It was weird growing up a total fucking poser and not realizing it. I enjoyed going to the skatepark as much as anyone, or hitting up a loading dock, finding a sketchy staircase with a rusty railing, a parking lot gap. But since I can barely walk, I've always stood aside and watched others press their luck.
When I was 12-years-old, I had a back surgery that put me out and led to me having to learn how to walk, again. I wasn't particularly good on my feet beforehand, but being the least flexible human you know probably adds a layer of fucked to the situation. Most would move on and find other things that captivate them, knowing they're permanently on the outside looking in, but I continued to feel inspired by getting to see others feel so free.
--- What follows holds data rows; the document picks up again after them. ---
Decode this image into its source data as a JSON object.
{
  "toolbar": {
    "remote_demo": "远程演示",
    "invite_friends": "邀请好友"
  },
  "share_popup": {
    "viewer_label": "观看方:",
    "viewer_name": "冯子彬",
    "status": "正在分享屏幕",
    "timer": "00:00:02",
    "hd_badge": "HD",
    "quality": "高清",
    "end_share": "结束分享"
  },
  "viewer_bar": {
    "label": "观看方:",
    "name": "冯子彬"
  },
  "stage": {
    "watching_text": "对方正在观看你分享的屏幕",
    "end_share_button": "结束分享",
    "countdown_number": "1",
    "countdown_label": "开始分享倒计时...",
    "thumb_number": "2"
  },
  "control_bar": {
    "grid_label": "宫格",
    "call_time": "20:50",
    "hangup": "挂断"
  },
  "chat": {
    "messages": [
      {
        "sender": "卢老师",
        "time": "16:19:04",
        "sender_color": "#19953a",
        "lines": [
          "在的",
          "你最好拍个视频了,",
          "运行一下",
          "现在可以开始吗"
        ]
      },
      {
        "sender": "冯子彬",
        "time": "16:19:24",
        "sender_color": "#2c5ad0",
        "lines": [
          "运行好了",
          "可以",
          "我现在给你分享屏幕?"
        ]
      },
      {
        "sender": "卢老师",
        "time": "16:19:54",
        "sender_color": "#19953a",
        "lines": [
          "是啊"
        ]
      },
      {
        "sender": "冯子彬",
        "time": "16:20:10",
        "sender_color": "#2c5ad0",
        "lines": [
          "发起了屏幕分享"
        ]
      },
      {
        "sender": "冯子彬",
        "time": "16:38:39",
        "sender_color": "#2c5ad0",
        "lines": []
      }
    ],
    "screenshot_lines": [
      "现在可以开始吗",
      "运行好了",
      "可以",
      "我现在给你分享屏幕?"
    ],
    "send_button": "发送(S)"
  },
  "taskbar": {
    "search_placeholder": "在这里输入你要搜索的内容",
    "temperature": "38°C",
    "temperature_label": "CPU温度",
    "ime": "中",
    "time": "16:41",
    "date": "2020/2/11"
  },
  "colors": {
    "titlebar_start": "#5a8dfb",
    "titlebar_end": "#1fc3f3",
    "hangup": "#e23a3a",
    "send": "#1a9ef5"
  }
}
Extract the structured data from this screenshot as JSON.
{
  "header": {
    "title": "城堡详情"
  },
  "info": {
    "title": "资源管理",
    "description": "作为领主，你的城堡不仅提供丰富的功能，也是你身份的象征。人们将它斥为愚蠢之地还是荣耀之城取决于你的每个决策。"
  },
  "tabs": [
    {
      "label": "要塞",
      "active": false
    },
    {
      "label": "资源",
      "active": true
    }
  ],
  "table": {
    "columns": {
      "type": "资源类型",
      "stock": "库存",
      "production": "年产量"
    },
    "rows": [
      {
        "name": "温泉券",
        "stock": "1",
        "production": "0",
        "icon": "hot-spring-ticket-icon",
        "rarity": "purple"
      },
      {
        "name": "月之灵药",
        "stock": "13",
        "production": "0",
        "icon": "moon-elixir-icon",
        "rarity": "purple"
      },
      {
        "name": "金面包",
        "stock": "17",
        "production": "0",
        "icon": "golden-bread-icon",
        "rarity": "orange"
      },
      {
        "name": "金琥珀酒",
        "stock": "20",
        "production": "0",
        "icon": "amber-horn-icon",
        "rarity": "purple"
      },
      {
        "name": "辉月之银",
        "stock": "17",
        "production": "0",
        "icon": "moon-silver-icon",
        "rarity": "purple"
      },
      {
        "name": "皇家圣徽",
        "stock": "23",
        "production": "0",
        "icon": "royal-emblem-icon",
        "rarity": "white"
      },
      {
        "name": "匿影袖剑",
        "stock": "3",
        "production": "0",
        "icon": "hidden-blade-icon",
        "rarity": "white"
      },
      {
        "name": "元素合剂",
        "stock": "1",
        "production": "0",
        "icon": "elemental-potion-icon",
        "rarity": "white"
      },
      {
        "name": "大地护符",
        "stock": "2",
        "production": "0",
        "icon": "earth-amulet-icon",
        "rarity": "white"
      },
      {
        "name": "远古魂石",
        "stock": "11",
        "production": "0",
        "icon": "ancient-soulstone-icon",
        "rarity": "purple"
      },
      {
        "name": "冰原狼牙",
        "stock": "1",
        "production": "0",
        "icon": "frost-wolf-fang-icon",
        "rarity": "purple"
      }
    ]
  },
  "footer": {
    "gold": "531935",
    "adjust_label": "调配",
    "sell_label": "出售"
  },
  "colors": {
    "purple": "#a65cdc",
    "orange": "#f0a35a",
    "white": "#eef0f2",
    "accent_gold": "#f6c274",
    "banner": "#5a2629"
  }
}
I'll never know how it feels to smoothly coast over flat ground again, but having a taste of that freedom helps me share the passion every person has when riding a board.
Aside from the feeling of freedom you can read on someone's face when they hit a trick or when they just want to cruise, the fact that I couldn't get up on a board again didn't keep me from feeling accepted by the people around me. While I loved skateboarding culture and punk rock because of the sense of self-authority, this didn't mean the people involved with either scene were selfish. Everyone was an equal if you treated others like equals -- even if that means being a dick to everyone equally. If you were there for the right reasons, you took part in a companionship that can't be found in many other places.
I don't want to be as hyperbolic as to say skateboarding helped save my life, because that's some faux-transcendental bullshit that isn't even cliche enough to merit a discussion. But, I will say that for someone who was down on his luck, didn't have a place to go -- skateboarding gave me a home when I needed a place to go.